◆ RECORDED DATA ◆
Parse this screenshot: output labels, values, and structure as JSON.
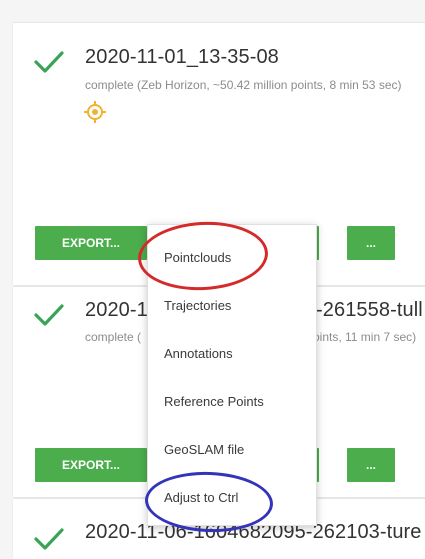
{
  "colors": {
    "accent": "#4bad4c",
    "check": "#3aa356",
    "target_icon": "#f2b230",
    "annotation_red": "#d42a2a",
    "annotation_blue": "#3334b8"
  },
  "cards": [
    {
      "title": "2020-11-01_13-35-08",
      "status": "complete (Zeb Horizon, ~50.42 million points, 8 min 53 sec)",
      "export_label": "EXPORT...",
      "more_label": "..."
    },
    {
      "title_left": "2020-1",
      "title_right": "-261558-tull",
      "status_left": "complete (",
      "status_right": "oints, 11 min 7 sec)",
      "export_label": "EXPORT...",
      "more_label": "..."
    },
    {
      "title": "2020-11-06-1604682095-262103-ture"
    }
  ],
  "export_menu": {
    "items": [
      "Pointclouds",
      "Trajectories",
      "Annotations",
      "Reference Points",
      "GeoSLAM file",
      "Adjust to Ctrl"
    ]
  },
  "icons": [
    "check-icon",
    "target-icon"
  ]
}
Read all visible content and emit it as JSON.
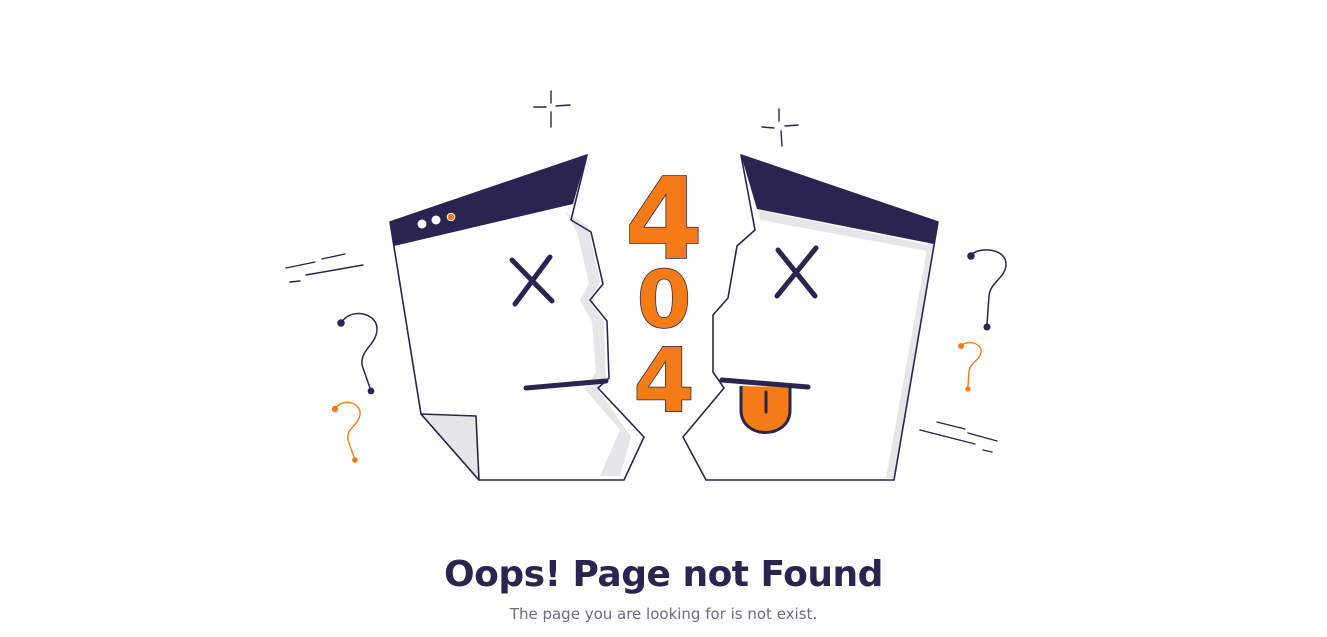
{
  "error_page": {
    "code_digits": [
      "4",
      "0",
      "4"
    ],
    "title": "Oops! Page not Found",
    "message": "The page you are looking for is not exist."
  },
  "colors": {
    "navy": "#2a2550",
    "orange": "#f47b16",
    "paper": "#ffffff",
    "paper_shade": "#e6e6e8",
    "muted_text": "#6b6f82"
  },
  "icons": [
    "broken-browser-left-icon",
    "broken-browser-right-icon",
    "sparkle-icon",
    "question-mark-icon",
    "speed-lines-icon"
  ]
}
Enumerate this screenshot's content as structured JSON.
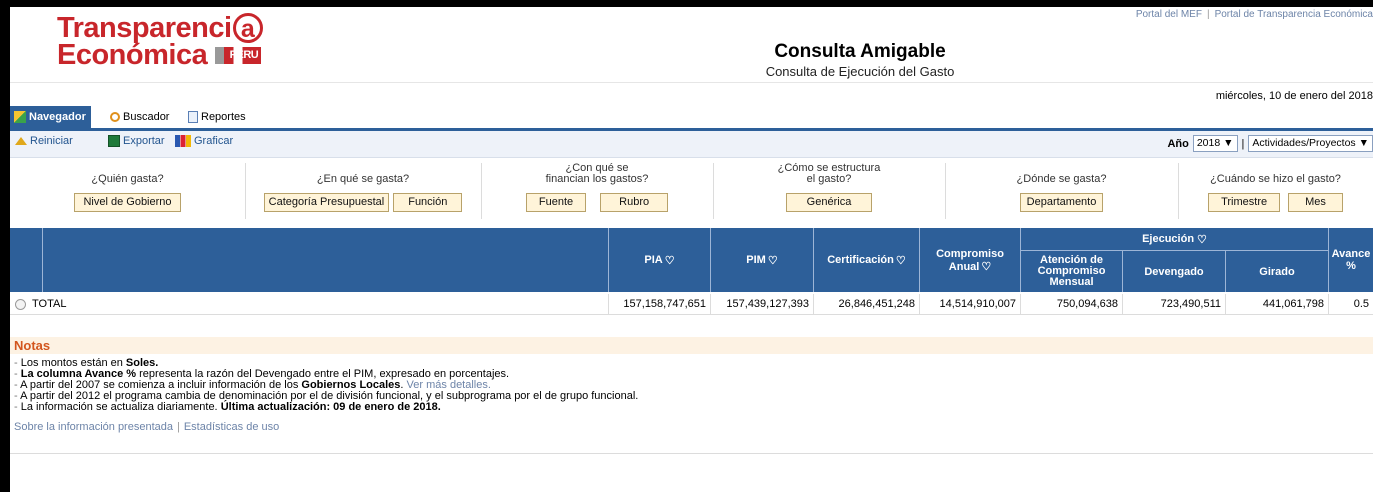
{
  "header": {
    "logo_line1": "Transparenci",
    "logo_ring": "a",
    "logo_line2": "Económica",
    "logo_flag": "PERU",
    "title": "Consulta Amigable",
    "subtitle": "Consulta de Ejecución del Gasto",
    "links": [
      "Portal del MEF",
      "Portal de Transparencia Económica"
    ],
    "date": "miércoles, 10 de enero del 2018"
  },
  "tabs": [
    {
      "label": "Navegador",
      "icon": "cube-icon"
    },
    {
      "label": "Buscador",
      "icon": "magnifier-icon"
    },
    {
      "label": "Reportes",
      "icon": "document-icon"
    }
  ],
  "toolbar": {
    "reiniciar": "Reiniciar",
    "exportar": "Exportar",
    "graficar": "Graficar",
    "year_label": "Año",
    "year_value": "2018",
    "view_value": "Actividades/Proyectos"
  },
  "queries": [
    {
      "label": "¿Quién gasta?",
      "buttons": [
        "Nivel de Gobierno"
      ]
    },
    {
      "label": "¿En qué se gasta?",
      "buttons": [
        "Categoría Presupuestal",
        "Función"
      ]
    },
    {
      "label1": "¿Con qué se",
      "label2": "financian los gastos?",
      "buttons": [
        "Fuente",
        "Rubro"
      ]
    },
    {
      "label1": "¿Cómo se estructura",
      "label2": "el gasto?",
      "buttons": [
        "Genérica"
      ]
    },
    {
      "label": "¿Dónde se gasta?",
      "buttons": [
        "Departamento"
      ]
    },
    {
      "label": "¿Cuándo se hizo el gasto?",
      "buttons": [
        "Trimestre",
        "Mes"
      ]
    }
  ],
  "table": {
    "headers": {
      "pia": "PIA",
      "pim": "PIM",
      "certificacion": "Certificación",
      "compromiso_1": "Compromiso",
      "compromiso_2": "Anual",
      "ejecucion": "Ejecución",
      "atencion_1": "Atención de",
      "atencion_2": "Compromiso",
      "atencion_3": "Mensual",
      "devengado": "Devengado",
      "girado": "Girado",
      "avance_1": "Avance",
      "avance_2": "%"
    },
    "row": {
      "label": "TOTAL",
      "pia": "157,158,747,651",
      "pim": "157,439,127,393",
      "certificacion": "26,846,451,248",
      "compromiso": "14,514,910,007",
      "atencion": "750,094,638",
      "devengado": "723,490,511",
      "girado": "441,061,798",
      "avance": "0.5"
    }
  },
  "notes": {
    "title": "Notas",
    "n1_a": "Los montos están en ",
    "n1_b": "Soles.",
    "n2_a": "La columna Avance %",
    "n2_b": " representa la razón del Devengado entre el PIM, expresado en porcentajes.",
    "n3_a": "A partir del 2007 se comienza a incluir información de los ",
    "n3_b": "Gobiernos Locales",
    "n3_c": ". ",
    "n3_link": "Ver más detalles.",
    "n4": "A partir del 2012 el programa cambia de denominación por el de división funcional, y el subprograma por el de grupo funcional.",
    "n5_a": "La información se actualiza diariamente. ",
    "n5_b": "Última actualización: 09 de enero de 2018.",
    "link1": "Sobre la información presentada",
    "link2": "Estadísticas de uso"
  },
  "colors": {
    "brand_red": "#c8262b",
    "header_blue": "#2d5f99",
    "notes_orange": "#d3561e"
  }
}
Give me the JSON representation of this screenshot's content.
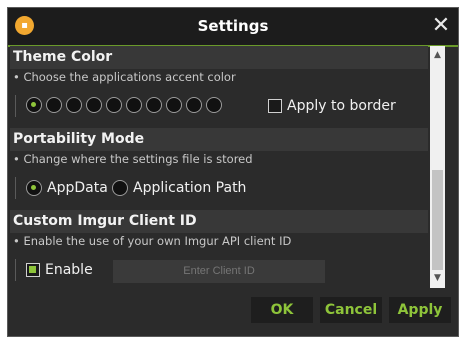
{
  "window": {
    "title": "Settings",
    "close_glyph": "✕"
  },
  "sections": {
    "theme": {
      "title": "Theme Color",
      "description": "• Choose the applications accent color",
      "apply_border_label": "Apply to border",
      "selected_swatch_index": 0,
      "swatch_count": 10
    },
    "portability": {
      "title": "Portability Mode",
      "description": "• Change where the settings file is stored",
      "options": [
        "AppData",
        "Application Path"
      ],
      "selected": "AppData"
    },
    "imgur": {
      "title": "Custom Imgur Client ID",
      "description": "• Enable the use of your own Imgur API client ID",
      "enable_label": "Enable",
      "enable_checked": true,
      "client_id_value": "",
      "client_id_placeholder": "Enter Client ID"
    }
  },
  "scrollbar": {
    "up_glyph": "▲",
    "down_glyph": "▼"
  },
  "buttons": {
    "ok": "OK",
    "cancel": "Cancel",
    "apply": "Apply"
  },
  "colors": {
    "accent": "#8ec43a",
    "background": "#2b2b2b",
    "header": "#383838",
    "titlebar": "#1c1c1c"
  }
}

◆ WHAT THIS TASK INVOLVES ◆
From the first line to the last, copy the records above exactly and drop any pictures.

◆ WRITTEN ANSWER ◆
Parse this screenshot: output labels, values, and structure as JSON.
{
  "colors": {
    "accent": "#4bad4c",
    "check": "#3aa356",
    "target_icon": "#f2b230",
    "annotation_red": "#d42a2a",
    "annotation_blue": "#3334b8"
  },
  "cards": [
    {
      "title": "2020-11-01_13-35-08",
      "status": "complete (Zeb Horizon, ~50.42 million points, 8 min 53 sec)",
      "export_label": "EXPORT...",
      "more_label": "..."
    },
    {
      "title_left": "2020-1",
      "title_right": "-261558-tull",
      "status_left": "complete (",
      "status_right": "oints, 11 min 7 sec)",
      "export_label": "EXPORT...",
      "more_label": "..."
    },
    {
      "title": "2020-11-06-1604682095-262103-ture"
    }
  ],
  "export_menu": {
    "items": [
      "Pointclouds",
      "Trajectories",
      "Annotations",
      "Reference Points",
      "GeoSLAM file",
      "Adjust to Ctrl"
    ]
  },
  "icons": [
    "check-icon",
    "target-icon"
  ]
}
Read all visible content and emit it as JSON.
{
  "error_page": {
    "code_digits": [
      "4",
      "0",
      "4"
    ],
    "title": "Oops! Page not Found",
    "message": "The page you are looking for is not exist."
  },
  "colors": {
    "navy": "#2a2550",
    "orange": "#f47b16",
    "paper": "#ffffff",
    "paper_shade": "#e6e6e8",
    "muted_text": "#6b6f82"
  },
  "icons": [
    "broken-browser-left-icon",
    "broken-browser-right-icon",
    "sparkle-icon",
    "question-mark-icon",
    "speed-lines-icon"
  ]
}
Enumerate this screenshot's content as structured JSON.
{
  "header": {
    "logo_line1": "Transparenci",
    "logo_ring": "a",
    "logo_line2": "Económica",
    "logo_flag": "PERU",
    "title": "Consulta Amigable",
    "subtitle": "Consulta de Ejecución del Gasto",
    "links": [
      "Portal del MEF",
      "Portal de Transparencia Económica"
    ],
    "date": "miércoles, 10 de enero del 2018"
  },
  "tabs": [
    {
      "label": "Navegador",
      "icon": "cube-icon"
    },
    {
      "label": "Buscador",
      "icon": "magnifier-icon"
    },
    {
      "label": "Reportes",
      "icon": "document-icon"
    }
  ],
  "toolbar": {
    "reiniciar": "Reiniciar",
    "exportar": "Exportar",
    "graficar": "Graficar",
    "year_label": "Año",
    "year_value": "2018",
    "view_value": "Actividades/Proyectos"
  },
  "queries": [
    {
      "label": "¿Quién gasta?",
      "buttons": [
        "Nivel de Gobierno"
      ]
    },
    {
      "label": "¿En qué se gasta?",
      "buttons": [
        "Categoría Presupuestal",
        "Función"
      ]
    },
    {
      "label1": "¿Con qué se",
      "label2": "financian los gastos?",
      "buttons": [
        "Fuente",
        "Rubro"
      ]
    },
    {
      "label1": "¿Cómo se estructura",
      "label2": "el gasto?",
      "buttons": [
        "Genérica"
      ]
    },
    {
      "label": "¿Dónde se gasta?",
      "buttons": [
        "Departamento"
      ]
    },
    {
      "label": "¿Cuándo se hizo el gasto?",
      "buttons": [
        "Trimestre",
        "Mes"
      ]
    }
  ],
  "table": {
    "headers": {
      "pia": "PIA",
      "pim": "PIM",
      "certificacion": "Certificación",
      "compromiso_1": "Compromiso",
      "compromiso_2": "Anual",
      "ejecucion": "Ejecución",
      "atencion_1": "Atención de",
      "atencion_2": "Compromiso",
      "atencion_3": "Mensual",
      "devengado": "Devengado",
      "girado": "Girado",
      "avance_1": "Avance",
      "avance_2": "%"
    },
    "row": {
      "label": "TOTAL",
      "pia": "157,158,747,651",
      "pim": "157,439,127,393",
      "certificacion": "26,846,451,248",
      "compromiso": "14,514,910,007",
      "atencion": "750,094,638",
      "devengado": "723,490,511",
      "girado": "441,061,798",
      "avance": "0.5"
    }
  },
  "notes": {
    "title": "Notas",
    "n1_a": "Los montos están en ",
    "n1_b": "Soles.",
    "n2_a": "La columna Avance %",
    "n2_b": " representa la razón del Devengado entre el PIM, expresado en porcentajes.",
    "n3_a": "A partir del 2007 se comienza a incluir información de los ",
    "n3_b": "Gobiernos Locales",
    "n3_c": ". ",
    "n3_link": "Ver más detalles.",
    "n4": "A partir del 2012 el programa cambia de denominación por el de división funcional, y el subprograma por el de grupo funcional.",
    "n5_a": "La información se actualiza diariamente. ",
    "n5_b": "Última actualización: 09 de enero de 2018.",
    "link1": "Sobre la información presentada",
    "link2": "Estadísticas de uso"
  },
  "colors": {
    "brand_red": "#c8262b",
    "header_blue": "#2d5f99",
    "notes_orange": "#d3561e"
  }
}
Give me the JSON representation of this screenshot's content.
{
  "window": {
    "title": "Settings",
    "close_glyph": "✕"
  },
  "sections": {
    "theme": {
      "title": "Theme Color",
      "description": "• Choose the applications accent color",
      "apply_border_label": "Apply to border",
      "selected_swatch_index": 0,
      "swatch_count": 10
    },
    "portability": {
      "title": "Portability Mode",
      "description": "• Change where the settings file is stored",
      "options": [
        "AppData",
        "Application Path"
      ],
      "selected": "AppData"
    },
    "imgur": {
      "title": "Custom Imgur Client ID",
      "description": "• Enable the use of your own Imgur API client ID",
      "enable_label": "Enable",
      "enable_checked": true,
      "client_id_value": "",
      "client_id_placeholder": "Enter Client ID"
    }
  },
  "scrollbar": {
    "up_glyph": "▲",
    "down_glyph": "▼"
  },
  "buttons": {
    "ok": "OK",
    "cancel": "Cancel",
    "apply": "Apply"
  },
  "colors": {
    "accent": "#8ec43a",
    "background": "#2b2b2b",
    "header": "#383838",
    "titlebar": "#1c1c1c"
  }
}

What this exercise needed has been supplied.